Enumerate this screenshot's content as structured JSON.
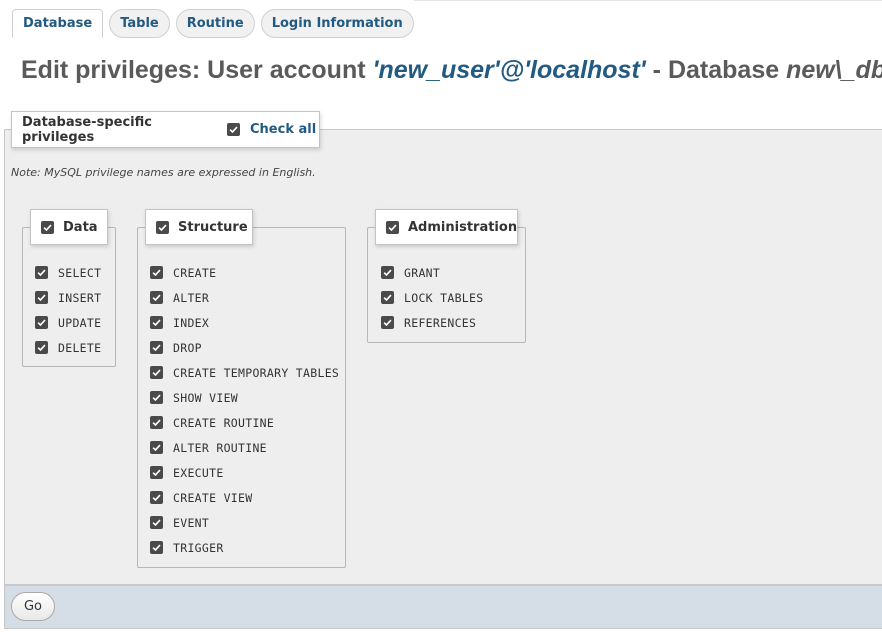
{
  "tabs": [
    {
      "label": "Database"
    },
    {
      "label": "Table"
    },
    {
      "label": "Routine"
    },
    {
      "label": "Login Information"
    }
  ],
  "title": {
    "prefix": "Edit privileges: User account ",
    "account": "'new_user'@'localhost'",
    "middle": " - Database ",
    "database": "new\\_db"
  },
  "privileges_panel": {
    "legend": "Database-specific privileges",
    "check_all_label": "Check all",
    "check_all_checked": true,
    "note": "Note: MySQL privilege names are expressed in English."
  },
  "groups": {
    "data": {
      "label": "Data",
      "checked": true,
      "items": [
        "SELECT",
        "INSERT",
        "UPDATE",
        "DELETE"
      ]
    },
    "structure": {
      "label": "Structure",
      "checked": true,
      "items": [
        "CREATE",
        "ALTER",
        "INDEX",
        "DROP",
        "CREATE TEMPORARY TABLES",
        "SHOW VIEW",
        "CREATE ROUTINE",
        "ALTER ROUTINE",
        "EXECUTE",
        "CREATE VIEW",
        "EVENT",
        "TRIGGER"
      ]
    },
    "administration": {
      "label": "Administration",
      "checked": true,
      "items": [
        "GRANT",
        "LOCK TABLES",
        "REFERENCES"
      ]
    }
  },
  "footer": {
    "go_label": "Go"
  },
  "colors": {
    "accent": "#235a81",
    "panel_bg": "#eeeeee",
    "footer_bg": "#d5dde6"
  }
}
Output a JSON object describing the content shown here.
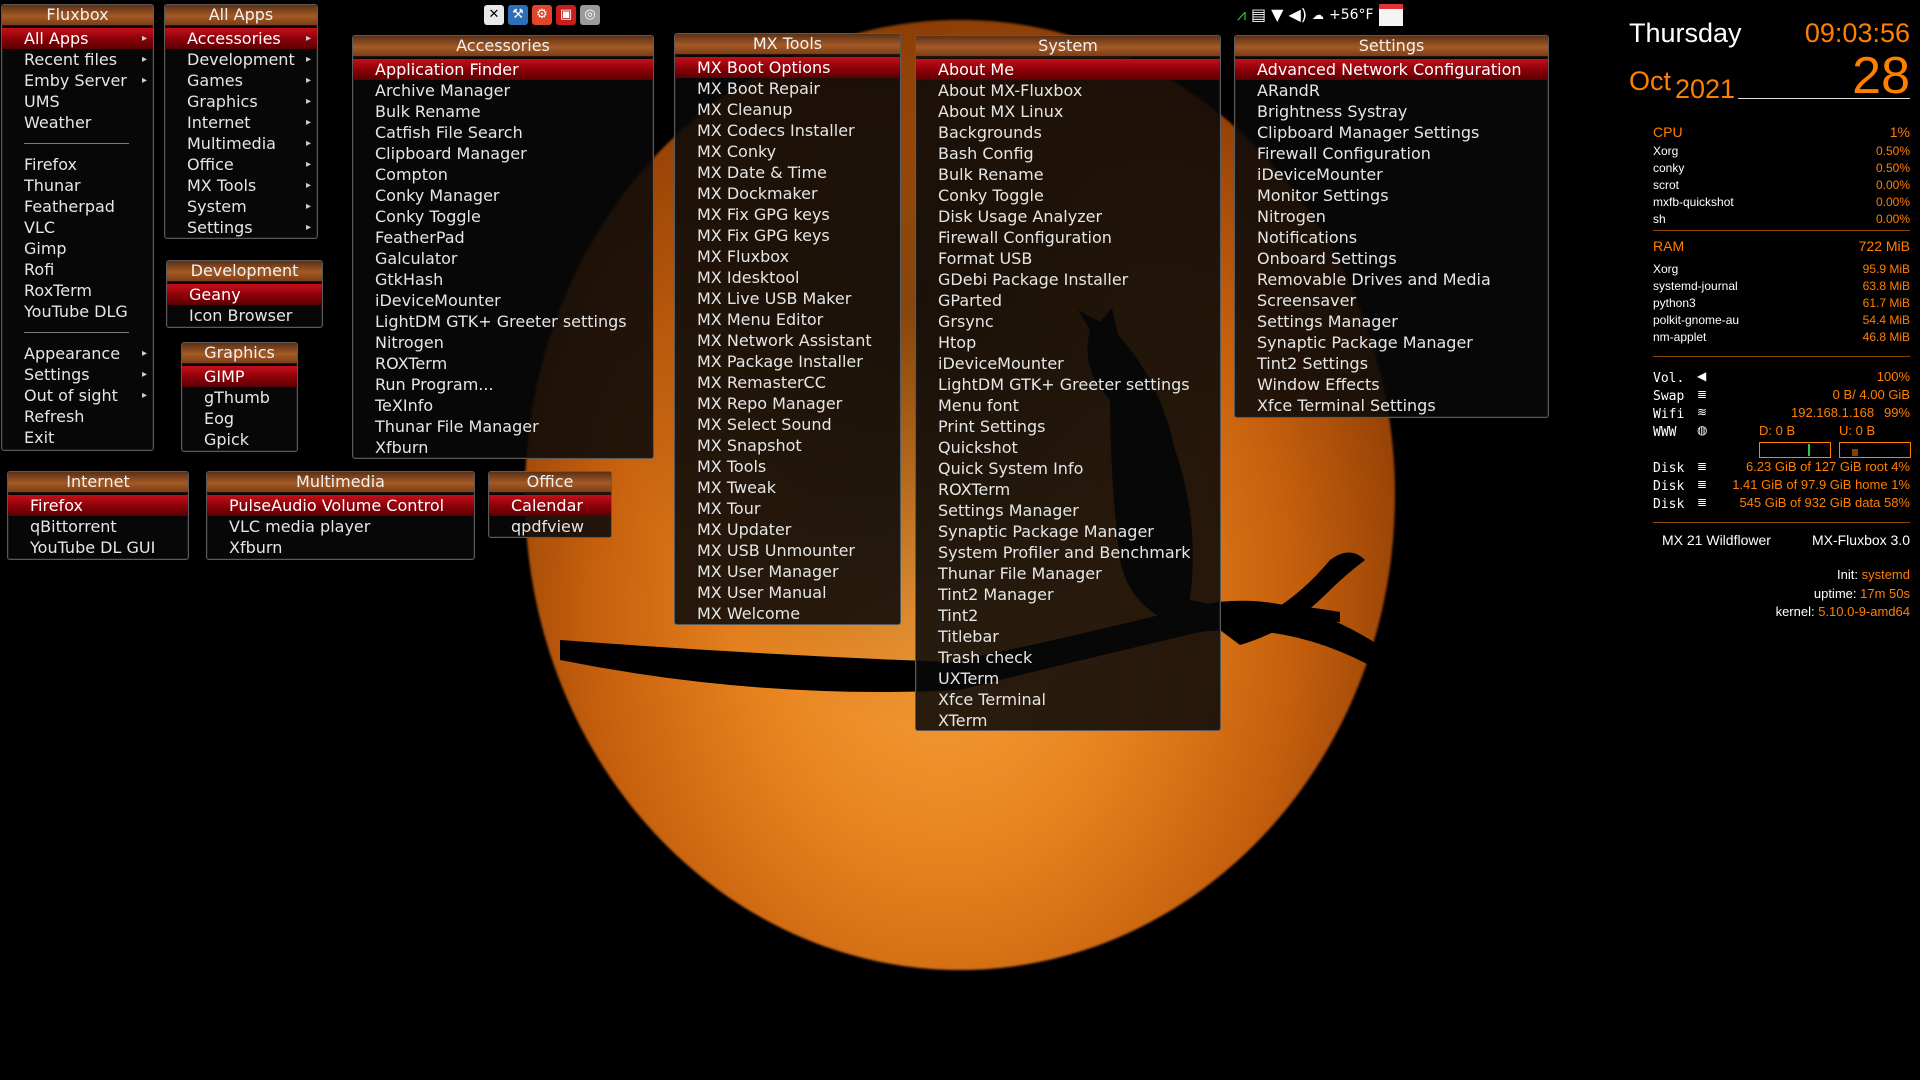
{
  "menus": {
    "fluxbox": {
      "title": "Fluxbox",
      "items": [
        {
          "label": "All Apps",
          "active": true,
          "submenu": true
        },
        {
          "label": "Recent files",
          "submenu": true
        },
        {
          "label": "Emby Server",
          "submenu": true
        },
        {
          "label": "UMS"
        },
        {
          "label": "Weather"
        },
        {
          "separator": true
        },
        {
          "label": "Firefox"
        },
        {
          "label": "Thunar"
        },
        {
          "label": "Featherpad"
        },
        {
          "label": "VLC"
        },
        {
          "label": "Gimp"
        },
        {
          "label": "Rofi"
        },
        {
          "label": "RoxTerm"
        },
        {
          "label": "YouTube DLG"
        },
        {
          "separator": true
        },
        {
          "label": "Appearance",
          "submenu": true
        },
        {
          "label": "Settings",
          "submenu": true
        },
        {
          "label": "Out of sight",
          "submenu": true
        },
        {
          "label": "Refresh"
        },
        {
          "label": "Exit"
        }
      ]
    },
    "all_apps": {
      "title": "All Apps",
      "items": [
        {
          "label": "Accessories",
          "active": true,
          "submenu": true
        },
        {
          "label": "Development",
          "submenu": true
        },
        {
          "label": "Games",
          "submenu": true
        },
        {
          "label": "Graphics",
          "submenu": true
        },
        {
          "label": "Internet",
          "submenu": true
        },
        {
          "label": "Multimedia",
          "submenu": true
        },
        {
          "label": "Office",
          "submenu": true
        },
        {
          "label": "MX Tools",
          "submenu": true
        },
        {
          "label": "System",
          "submenu": true
        },
        {
          "label": "Settings",
          "submenu": true
        }
      ]
    },
    "development": {
      "title": "Development",
      "items": [
        {
          "label": "Geany",
          "active": true
        },
        {
          "label": "Icon Browser"
        }
      ]
    },
    "graphics": {
      "title": "Graphics",
      "items": [
        {
          "label": "GIMP",
          "active": true
        },
        {
          "label": "gThumb"
        },
        {
          "label": "Eog"
        },
        {
          "label": "Gpick"
        }
      ]
    },
    "internet": {
      "title": "Internet",
      "items": [
        {
          "label": "Firefox",
          "active": true
        },
        {
          "label": "qBittorrent"
        },
        {
          "label": "YouTube DL GUI"
        }
      ]
    },
    "multimedia": {
      "title": "Multimedia",
      "items": [
        {
          "label": "PulseAudio Volume Control",
          "active": true
        },
        {
          "label": "VLC media player"
        },
        {
          "label": "Xfburn"
        }
      ]
    },
    "office": {
      "title": "Office",
      "items": [
        {
          "label": "Calendar",
          "active": true
        },
        {
          "label": "qpdfview"
        }
      ]
    },
    "accessories": {
      "title": "Accessories",
      "items": [
        {
          "label": "Application Finder",
          "active": true
        },
        {
          "label": "Archive Manager"
        },
        {
          "label": "Bulk Rename"
        },
        {
          "label": "Catfish File Search"
        },
        {
          "label": "Clipboard Manager"
        },
        {
          "label": "Compton"
        },
        {
          "label": "Conky Manager"
        },
        {
          "label": "Conky Toggle"
        },
        {
          "label": "FeatherPad"
        },
        {
          "label": "Galculator"
        },
        {
          "label": "GtkHash"
        },
        {
          "label": "iDeviceMounter"
        },
        {
          "label": "LightDM GTK+ Greeter settings"
        },
        {
          "label": "Nitrogen"
        },
        {
          "label": "ROXTerm"
        },
        {
          "label": "Run Program..."
        },
        {
          "label": "TeXInfo"
        },
        {
          "label": "Thunar File Manager"
        },
        {
          "label": "Xfburn"
        }
      ]
    },
    "mx_tools": {
      "title": "MX Tools",
      "items": [
        {
          "label": "MX Boot Options",
          "active": true
        },
        {
          "label": "MX Boot Repair"
        },
        {
          "label": "MX Cleanup"
        },
        {
          "label": "MX Codecs Installer"
        },
        {
          "label": "MX Conky"
        },
        {
          "label": "MX Date & Time"
        },
        {
          "label": "MX Dockmaker"
        },
        {
          "label": "MX Fix GPG keys"
        },
        {
          "label": "MX Fix GPG keys"
        },
        {
          "label": "MX Fluxbox"
        },
        {
          "label": "MX Idesktool"
        },
        {
          "label": "MX Live USB Maker"
        },
        {
          "label": "MX Menu Editor"
        },
        {
          "label": "MX Network Assistant"
        },
        {
          "label": "MX Package Installer"
        },
        {
          "label": "MX RemasterCC"
        },
        {
          "label": "MX Repo Manager"
        },
        {
          "label": "MX Select Sound"
        },
        {
          "label": "MX Snapshot"
        },
        {
          "label": "MX Tools"
        },
        {
          "label": "MX Tweak"
        },
        {
          "label": "MX Tour"
        },
        {
          "label": "MX Updater"
        },
        {
          "label": "MX USB Unmounter"
        },
        {
          "label": "MX User Manager"
        },
        {
          "label": "MX User Manual"
        },
        {
          "label": "MX Welcome"
        }
      ]
    },
    "system": {
      "title": "System",
      "items": [
        {
          "label": "About Me",
          "active": true
        },
        {
          "label": "About MX-Fluxbox"
        },
        {
          "label": "About MX Linux"
        },
        {
          "label": "Backgrounds"
        },
        {
          "label": "Bash Config"
        },
        {
          "label": "Bulk Rename"
        },
        {
          "label": "Conky Toggle"
        },
        {
          "label": "Disk Usage Analyzer"
        },
        {
          "label": "Firewall Configuration"
        },
        {
          "label": "Format USB"
        },
        {
          "label": "GDebi Package Installer"
        },
        {
          "label": "GParted"
        },
        {
          "label": "Grsync"
        },
        {
          "label": "Htop"
        },
        {
          "label": "iDeviceMounter"
        },
        {
          "label": "LightDM GTK+ Greeter settings"
        },
        {
          "label": "Menu font"
        },
        {
          "label": "Print Settings"
        },
        {
          "label": "Quickshot"
        },
        {
          "label": "Quick System Info"
        },
        {
          "label": "ROXTerm"
        },
        {
          "label": "Settings Manager"
        },
        {
          "label": "Synaptic Package Manager"
        },
        {
          "label": "System Profiler and Benchmark"
        },
        {
          "label": "Thunar File Manager"
        },
        {
          "label": "Tint2 Manager"
        },
        {
          "label": "Tint2"
        },
        {
          "label": "Titlebar"
        },
        {
          "label": "Trash check"
        },
        {
          "label": "UXTerm"
        },
        {
          "label": "Xfce Terminal"
        },
        {
          "label": "XTerm"
        }
      ]
    },
    "settings": {
      "title": "Settings",
      "items": [
        {
          "label": "Advanced Network Configuration",
          "active": true
        },
        {
          "label": "ARandR"
        },
        {
          "label": "Brightness Systray"
        },
        {
          "label": "Clipboard Manager Settings"
        },
        {
          "label": "Firewall Configuration"
        },
        {
          "label": "iDeviceMounter"
        },
        {
          "label": "Monitor Settings"
        },
        {
          "label": "Nitrogen"
        },
        {
          "label": "Notifications"
        },
        {
          "label": "Onboard Settings"
        },
        {
          "label": "Removable Drives and Media"
        },
        {
          "label": "Screensaver"
        },
        {
          "label": "Settings Manager"
        },
        {
          "label": "Synaptic Package Manager"
        },
        {
          "label": "Tint2 Settings"
        },
        {
          "label": "Window Effects"
        },
        {
          "label": "Xfce Terminal Settings"
        }
      ]
    }
  },
  "toolbar": {
    "launchers": [
      {
        "icon": "terminal-icon",
        "glyph": "✕",
        "bg": "#e8e8e8",
        "fg": "#000000"
      },
      {
        "icon": "tools-icon",
        "glyph": "⚒",
        "bg": "#2f6fb8",
        "fg": "#ffffff"
      },
      {
        "icon": "settings-icon",
        "glyph": "⚙",
        "bg": "#e0462c",
        "fg": "#ffffff"
      },
      {
        "icon": "screenshot-icon",
        "glyph": "▣",
        "bg": "#c81e1e",
        "fg": "#ffffff"
      },
      {
        "icon": "camera-icon",
        "glyph": "◎",
        "bg": "#9a9a9a",
        "fg": "#ffffff"
      }
    ],
    "tray": {
      "temperature": "+56°F"
    }
  },
  "conky": {
    "day": "Thursday",
    "time": "09:03:56",
    "month": "Oct",
    "year": "2021",
    "date": "28",
    "cpu": {
      "label": "CPU",
      "value": "1%",
      "processes": [
        {
          "name": "Xorg",
          "value": "0.50%"
        },
        {
          "name": "conky",
          "value": "0.50%"
        },
        {
          "name": "scrot",
          "value": "0.00%"
        },
        {
          "name": "mxfb-quickshot",
          "value": "0.00%"
        },
        {
          "name": "sh",
          "value": "0.00%"
        }
      ]
    },
    "ram": {
      "label": "RAM",
      "value": "722 MiB",
      "processes": [
        {
          "name": "Xorg",
          "value": "95.9 MiB"
        },
        {
          "name": "systemd-journal",
          "value": "63.8 MiB"
        },
        {
          "name": "python3",
          "value": "61.7 MiB"
        },
        {
          "name": "polkit-gnome-au",
          "value": "54.4 MiB"
        },
        {
          "name": "nm-applet",
          "value": "46.8 MiB"
        }
      ]
    },
    "vol": {
      "label": "Vol.",
      "value": "100%"
    },
    "swap": {
      "label": "Swap",
      "value": "0 B/ 4.00 GiB"
    },
    "wifi": {
      "label": "Wifi",
      "ip": "192.168.1.168",
      "value": "99%"
    },
    "www": {
      "label": "WWW",
      "down": "D: 0 B",
      "up": "U: 0 B"
    },
    "disks": [
      {
        "label": "Disk",
        "value": "6.23 GiB of 127 GiB root 4%"
      },
      {
        "label": "Disk",
        "value": "1.41 GiB of 97.9 GiB home 1%"
      },
      {
        "label": "Disk",
        "value": "545 GiB of 932 GiB data 58%"
      }
    ],
    "os": "MX 21 Wildflower",
    "wm": "MX-Fluxbox 3.0",
    "init": {
      "label": "Init:",
      "value": "systemd"
    },
    "uptime": {
      "label": "uptime:",
      "value": "17m 50s"
    },
    "kernel": {
      "label": "kernel:",
      "value": "5.10.0-9-amd64"
    },
    "colors": {
      "accent": "#ff7f00",
      "text": "#ffffff",
      "menu_active": "#b00010"
    }
  }
}
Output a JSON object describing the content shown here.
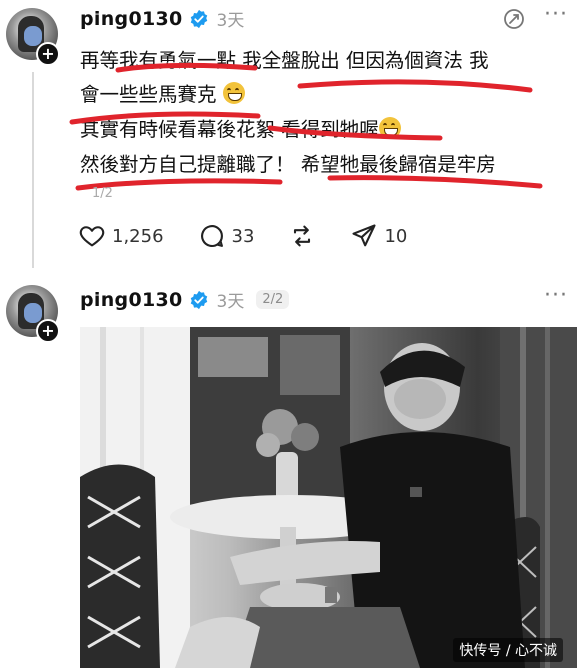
{
  "posts": [
    {
      "username": "ping0130",
      "time": "3天",
      "lines": [
        "再等我有勇氣一點 我全盤脫出 但因為個資法 我",
        "會一些些馬賽克",
        "其實有時候看幕後花絮 看得到牠喔",
        "然後對方自己提離職了！ 希望牠最後歸宿是牢房"
      ],
      "counter": "1/2",
      "actions": {
        "likes": "1,256",
        "comments": "33",
        "shares": "10"
      }
    },
    {
      "username": "ping0130",
      "time": "3天",
      "page": "2/2"
    }
  ],
  "watermark": "快传号 / 心不诚",
  "icons": [
    "verified-badge-icon",
    "repost-icon",
    "more-icon",
    "heart-icon",
    "comment-icon",
    "share-icon",
    "plus-icon"
  ],
  "colors": {
    "accent": "#1d9bf0",
    "annotation": "#e0242c",
    "muted": "#9a9a9a"
  }
}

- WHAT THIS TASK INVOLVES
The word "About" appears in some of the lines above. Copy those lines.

- WRITTEN RESPONSE
          "label": "About Me",
          "label": "About MX-Fluxbox"
          "label": "About MX Linux"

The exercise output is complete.